By Fredrick P. Niemann, Esq. of Hanlon Niemann & Wright, a Freehold, NJ Appealing Discharge from Nursing Home Attorney

The answer to the question is a firm, “it depends”. A resident can be involuntarily discharged from an assisted living residence under the terms found in the admission agreement, or because the facility can’t provide the residents’ level of care that is needed (involuntary discharge).

Under NJAC 8:36-5.1(d), there are 8 grounds for involuntary discharge:

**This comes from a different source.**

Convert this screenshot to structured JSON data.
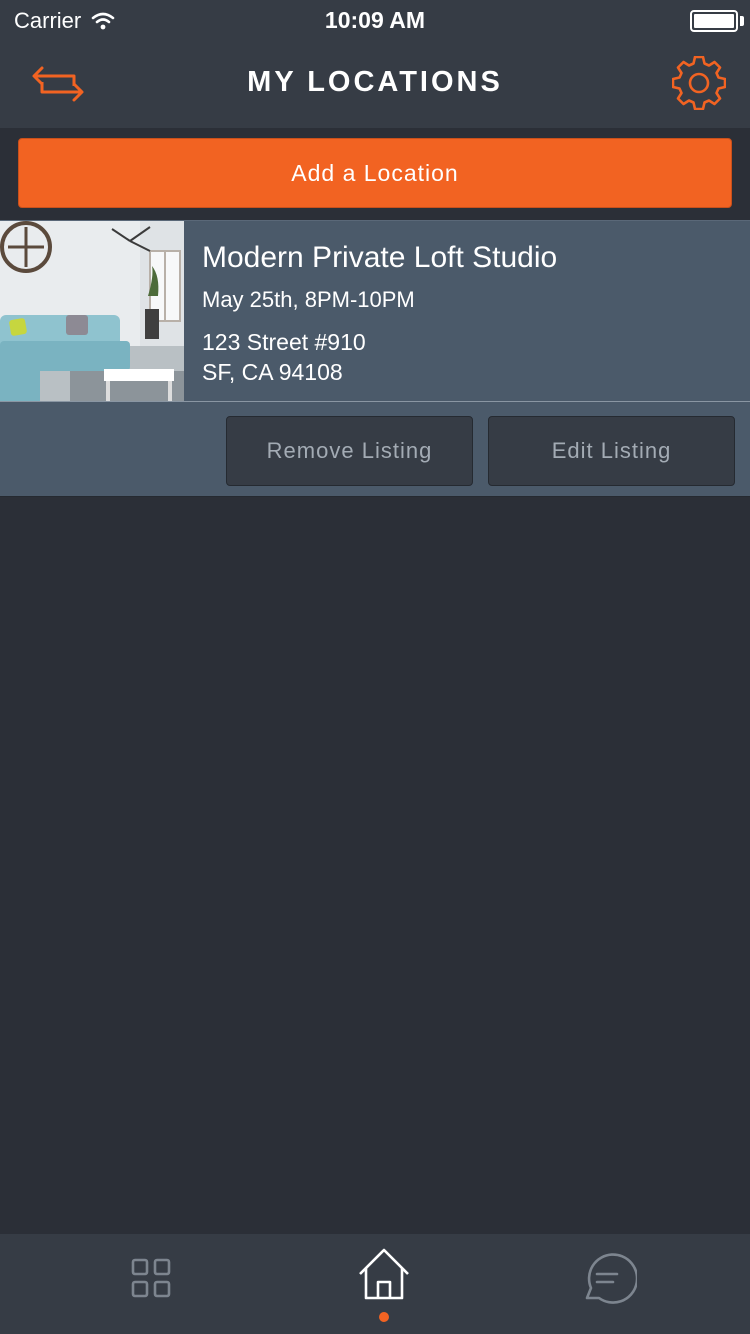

  • The resident requires 24-hour, seven day a week nursing supervision;
  • The resident is bedridden for more than 14 consecutive days;
  • The resident is consistently and totally dependent in four or more of the following activities of daily living: dressing, bathing, toilet use, transfer, locomotion, bed mobility, and eating;
  • The resident has a cognitive decline severe enough to prevent the making of simple decisions regarding activities such as bathing, dressing and eating and cannot respond appropriately to cueing and simple directions;
  • The resident requires treatment of a stage three or four pressure sore or multiple stage two pressure sores. However, a resident who requires treatment of a single stage two pressure sore shall be retained and a plan of care developed and implemented to stabilize the pressure sore and the condition which caused it;
  • The resident requires more than “assistance with transfer”
  • The resident is a danger to self or others; or
  • The resident has a medically unstable condition and/or has special health problems, and a regimen of therapy cannot be appropriately developed and implemented in the assisted living environment.

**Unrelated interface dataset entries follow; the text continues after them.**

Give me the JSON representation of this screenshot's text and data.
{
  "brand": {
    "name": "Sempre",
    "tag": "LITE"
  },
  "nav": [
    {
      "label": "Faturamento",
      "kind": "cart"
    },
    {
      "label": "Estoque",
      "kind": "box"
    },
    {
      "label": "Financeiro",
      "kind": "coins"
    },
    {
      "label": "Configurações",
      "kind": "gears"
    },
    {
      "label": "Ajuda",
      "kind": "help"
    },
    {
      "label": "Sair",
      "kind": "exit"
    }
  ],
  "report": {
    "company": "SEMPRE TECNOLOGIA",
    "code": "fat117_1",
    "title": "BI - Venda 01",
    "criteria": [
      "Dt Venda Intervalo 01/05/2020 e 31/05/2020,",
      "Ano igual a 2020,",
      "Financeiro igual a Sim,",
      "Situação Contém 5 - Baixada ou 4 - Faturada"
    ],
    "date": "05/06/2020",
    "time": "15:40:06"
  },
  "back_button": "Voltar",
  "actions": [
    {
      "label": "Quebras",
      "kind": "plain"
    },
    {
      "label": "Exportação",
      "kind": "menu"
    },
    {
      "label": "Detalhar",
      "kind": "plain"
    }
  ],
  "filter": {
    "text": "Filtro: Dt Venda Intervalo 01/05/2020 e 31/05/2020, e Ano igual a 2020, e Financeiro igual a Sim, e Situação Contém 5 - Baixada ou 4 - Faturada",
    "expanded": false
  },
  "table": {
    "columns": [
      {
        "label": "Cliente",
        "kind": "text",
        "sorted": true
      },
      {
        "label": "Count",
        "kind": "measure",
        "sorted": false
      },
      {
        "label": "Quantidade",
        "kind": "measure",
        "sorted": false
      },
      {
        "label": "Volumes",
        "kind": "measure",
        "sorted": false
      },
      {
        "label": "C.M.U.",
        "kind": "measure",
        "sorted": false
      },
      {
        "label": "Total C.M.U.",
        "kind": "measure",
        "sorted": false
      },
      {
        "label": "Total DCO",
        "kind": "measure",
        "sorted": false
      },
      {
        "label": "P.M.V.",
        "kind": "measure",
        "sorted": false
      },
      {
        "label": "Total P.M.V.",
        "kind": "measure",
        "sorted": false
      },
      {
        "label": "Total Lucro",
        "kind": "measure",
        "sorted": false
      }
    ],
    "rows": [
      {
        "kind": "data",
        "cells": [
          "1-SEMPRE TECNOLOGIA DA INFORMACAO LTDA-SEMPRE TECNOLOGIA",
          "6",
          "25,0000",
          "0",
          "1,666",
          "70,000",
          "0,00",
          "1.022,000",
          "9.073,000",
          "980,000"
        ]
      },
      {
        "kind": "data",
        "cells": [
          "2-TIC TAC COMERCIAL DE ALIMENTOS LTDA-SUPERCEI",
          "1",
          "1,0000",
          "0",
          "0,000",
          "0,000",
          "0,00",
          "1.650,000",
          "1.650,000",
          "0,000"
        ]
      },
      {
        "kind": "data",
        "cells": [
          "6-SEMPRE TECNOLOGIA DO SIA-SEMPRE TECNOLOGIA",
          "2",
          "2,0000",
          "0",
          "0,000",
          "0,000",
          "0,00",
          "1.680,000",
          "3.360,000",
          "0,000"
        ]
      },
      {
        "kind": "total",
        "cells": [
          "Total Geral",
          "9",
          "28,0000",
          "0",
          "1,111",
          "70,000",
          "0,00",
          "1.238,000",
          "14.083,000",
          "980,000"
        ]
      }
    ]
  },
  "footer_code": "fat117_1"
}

To discuss your NJ threatened nursing home or assisted living discharge matter, please contact Fredrick P. Niemann, Esq. toll-free at (855) 376-5291 or email him at  Please ask us about our video conferencing consultations if you are unable to come to our office.